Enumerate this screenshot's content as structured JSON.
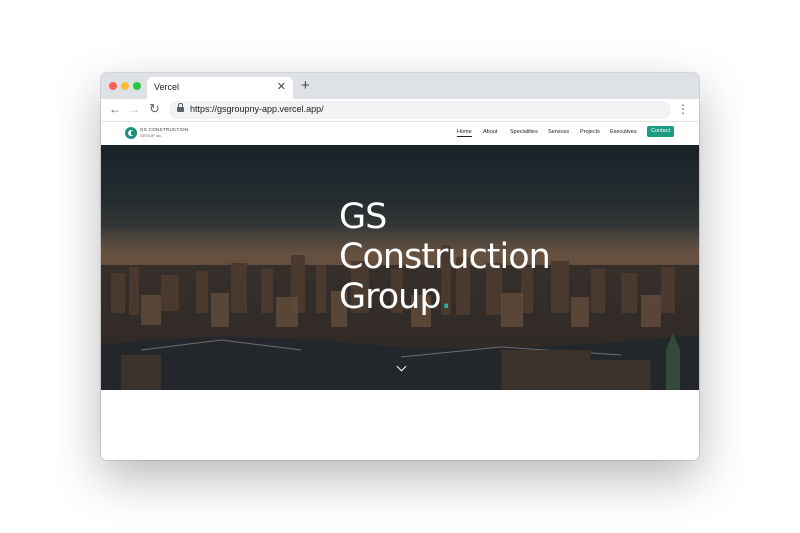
{
  "browser": {
    "tab_title": "Vercel",
    "url": "https://gsgroupny-app.vercel.app/",
    "tab_close_icon": "close-icon",
    "new_tab_icon": "plus-icon"
  },
  "site": {
    "logo": {
      "line1": "GS CONSTRUCTION",
      "line2": "GROUP Inc."
    },
    "nav": [
      {
        "label": "Home",
        "active": true
      },
      {
        "label": "About"
      },
      {
        "label": "Specialities"
      },
      {
        "label": "Services"
      },
      {
        "label": "Projects"
      },
      {
        "label": "Executives"
      }
    ],
    "contact_label": "Contact",
    "hero": {
      "line1": "GS",
      "line2": "Construction",
      "line3": "Group",
      "dot": "."
    }
  },
  "colors": {
    "accent": "#1d9a82",
    "tab_bar": "#dee1e6"
  }
}
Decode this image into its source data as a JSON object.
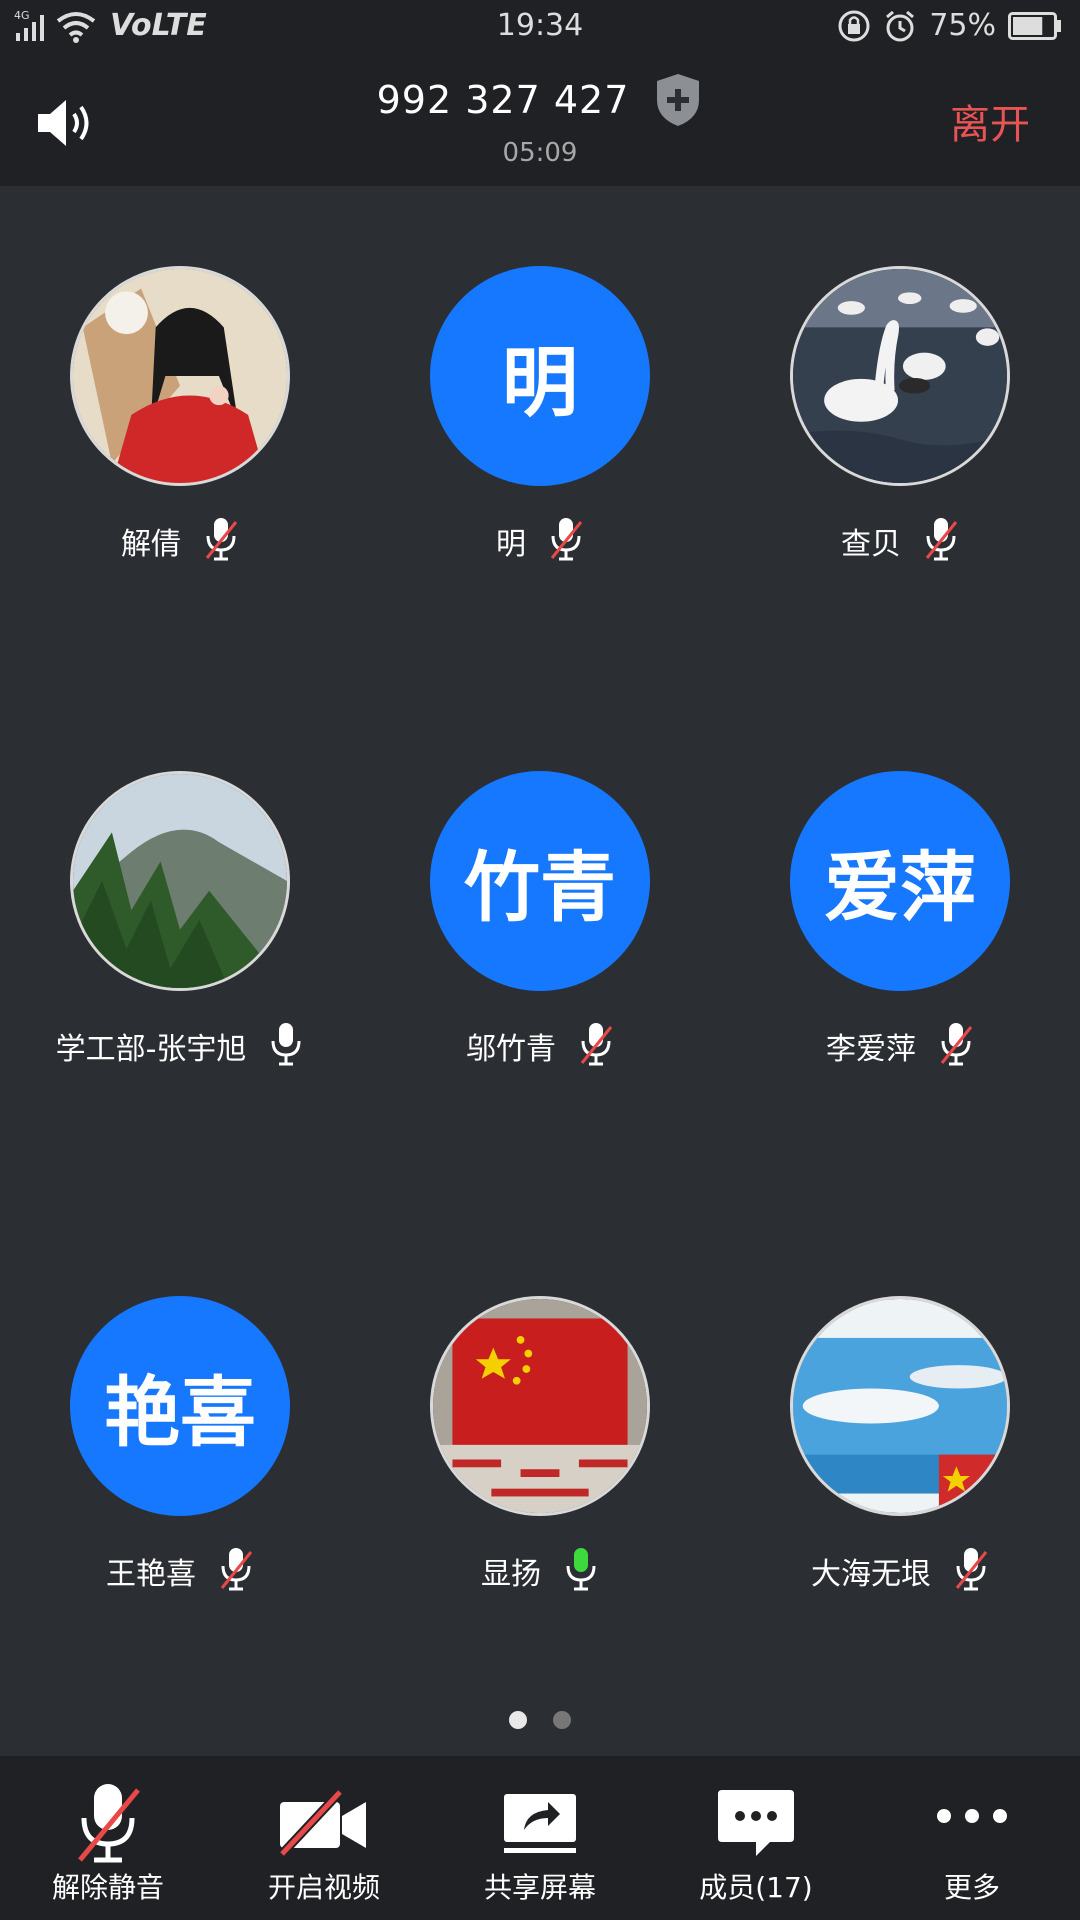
{
  "status_bar": {
    "network": "4G",
    "volte": "VoLTE",
    "time": "19:34",
    "battery": "75%"
  },
  "header": {
    "meeting_id": "992 327 427",
    "duration": "05:09",
    "leave_label": "离开"
  },
  "participants": [
    {
      "name": "解倩",
      "avatar_text": "",
      "avatar_type": "photo-girl",
      "mic": "muted"
    },
    {
      "name": "明",
      "avatar_text": "明",
      "avatar_type": "text",
      "mic": "muted"
    },
    {
      "name": "查贝",
      "avatar_text": "",
      "avatar_type": "photo-swans",
      "mic": "muted"
    },
    {
      "name": "学工部-张宇旭",
      "avatar_text": "",
      "avatar_type": "photo-mountain",
      "mic": "on"
    },
    {
      "name": "邬竹青",
      "avatar_text": "竹青",
      "avatar_type": "text",
      "mic": "muted"
    },
    {
      "name": "李爱萍",
      "avatar_text": "爱萍",
      "avatar_type": "text",
      "mic": "muted"
    },
    {
      "name": "王艳喜",
      "avatar_text": "艳喜",
      "avatar_type": "text",
      "mic": "muted"
    },
    {
      "name": "显扬",
      "avatar_text": "",
      "avatar_type": "photo-flag",
      "mic": "speaking"
    },
    {
      "name": "大海无垠",
      "avatar_text": "",
      "avatar_type": "photo-sea",
      "mic": "muted"
    }
  ],
  "pager": {
    "current": 1,
    "total": 2
  },
  "toolbar": {
    "unmute_label": "解除静音",
    "video_label": "开启视频",
    "share_label": "共享屏幕",
    "members_label": "成员(17)",
    "more_label": "更多"
  },
  "colors": {
    "background": "#2b2e33",
    "bar": "#1f2124",
    "avatar_blue": "#1677ff",
    "leave_red": "#e85454",
    "mute_red": "#e84848",
    "speaking_green": "#3dd93d"
  }
}
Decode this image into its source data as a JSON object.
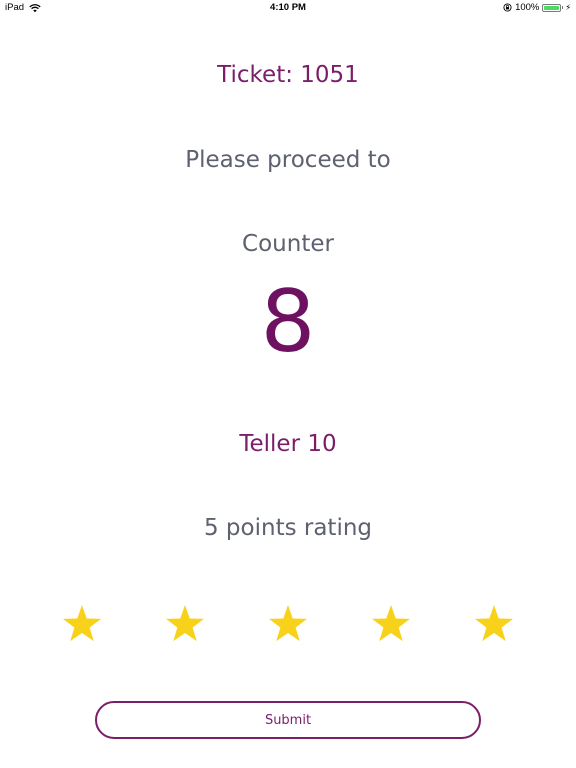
{
  "status_bar": {
    "device": "iPad",
    "time": "4:10 PM",
    "battery_percent": "100%",
    "battery_level": 1.0
  },
  "ticket": {
    "label": "Ticket: 1051"
  },
  "instruction": "Please proceed to",
  "counter": {
    "label": "Counter",
    "number": "8"
  },
  "teller": "Teller 10",
  "rating": {
    "label": "5 points rating",
    "max": 5,
    "value": 5,
    "star_color": "#f8d21a"
  },
  "submit_label": "Submit",
  "colors": {
    "accent": "#7b1d69",
    "text_secondary": "#5d6170",
    "battery_green": "#4cd964"
  }
}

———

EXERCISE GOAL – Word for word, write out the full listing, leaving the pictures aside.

SOLUTION TO THIS EXERCISE –
Enumerate this screenshot's content as structured JSON.
{
  "browser": {
    "tab_title": "Vercel",
    "url": "https://gsgroupny-app.vercel.app/",
    "tab_close_icon": "close-icon",
    "new_tab_icon": "plus-icon"
  },
  "site": {
    "logo": {
      "line1": "GS CONSTRUCTION",
      "line2": "GROUP Inc."
    },
    "nav": [
      {
        "label": "Home",
        "active": true
      },
      {
        "label": "About"
      },
      {
        "label": "Specialities"
      },
      {
        "label": "Services"
      },
      {
        "label": "Projects"
      },
      {
        "label": "Executives"
      }
    ],
    "contact_label": "Contact",
    "hero": {
      "line1": "GS",
      "line2": "Construction",
      "line3": "Group",
      "dot": "."
    }
  },
  "colors": {
    "accent": "#1d9a82",
    "tab_bar": "#dee1e6"
  }
}
Decode this image into its source data as a JSON object.
{
  "status_bar": {
    "network": "4G",
    "volte": "VoLTE",
    "time": "19:34",
    "battery": "75%"
  },
  "header": {
    "meeting_id": "992 327 427",
    "duration": "05:09",
    "leave_label": "离开"
  },
  "participants": [
    {
      "name": "解倩",
      "avatar_text": "",
      "avatar_type": "photo-girl",
      "mic": "muted"
    },
    {
      "name": "明",
      "avatar_text": "明",
      "avatar_type": "text",
      "mic": "muted"
    },
    {
      "name": "查贝",
      "avatar_text": "",
      "avatar_type": "photo-swans",
      "mic": "muted"
    },
    {
      "name": "学工部-张宇旭",
      "avatar_text": "",
      "avatar_type": "photo-mountain",
      "mic": "on"
    },
    {
      "name": "邬竹青",
      "avatar_text": "竹青",
      "avatar_type": "text",
      "mic": "muted"
    },
    {
      "name": "李爱萍",
      "avatar_text": "爱萍",
      "avatar_type": "text",
      "mic": "muted"
    },
    {
      "name": "王艳喜",
      "avatar_text": "艳喜",
      "avatar_type": "text",
      "mic": "muted"
    },
    {
      "name": "显扬",
      "avatar_text": "",
      "avatar_type": "photo-flag",
      "mic": "speaking"
    },
    {
      "name": "大海无垠",
      "avatar_text": "",
      "avatar_type": "photo-sea",
      "mic": "muted"
    }
  ],
  "pager": {
    "current": 1,
    "total": 2
  },
  "toolbar": {
    "unmute_label": "解除静音",
    "video_label": "开启视频",
    "share_label": "共享屏幕",
    "members_label": "成员(17)",
    "more_label": "更多"
  },
  "colors": {
    "background": "#2b2e33",
    "bar": "#1f2124",
    "avatar_blue": "#1677ff",
    "leave_red": "#e85454",
    "mute_red": "#e84848",
    "speaking_green": "#3dd93d"
  }
}
Decode this image into its source data as a JSON object.
{
  "status_bar": {
    "device": "iPad",
    "time": "4:10 PM",
    "battery_percent": "100%",
    "battery_level": 1.0
  },
  "ticket": {
    "label": "Ticket: 1051"
  },
  "instruction": "Please proceed to",
  "counter": {
    "label": "Counter",
    "number": "8"
  },
  "teller": "Teller 10",
  "rating": {
    "label": "5 points rating",
    "max": 5,
    "value": 5,
    "star_color": "#f8d21a"
  },
  "submit_label": "Submit",
  "colors": {
    "accent": "#7b1d69",
    "text_secondary": "#5d6170",
    "battery_green": "#4cd964"
  }
}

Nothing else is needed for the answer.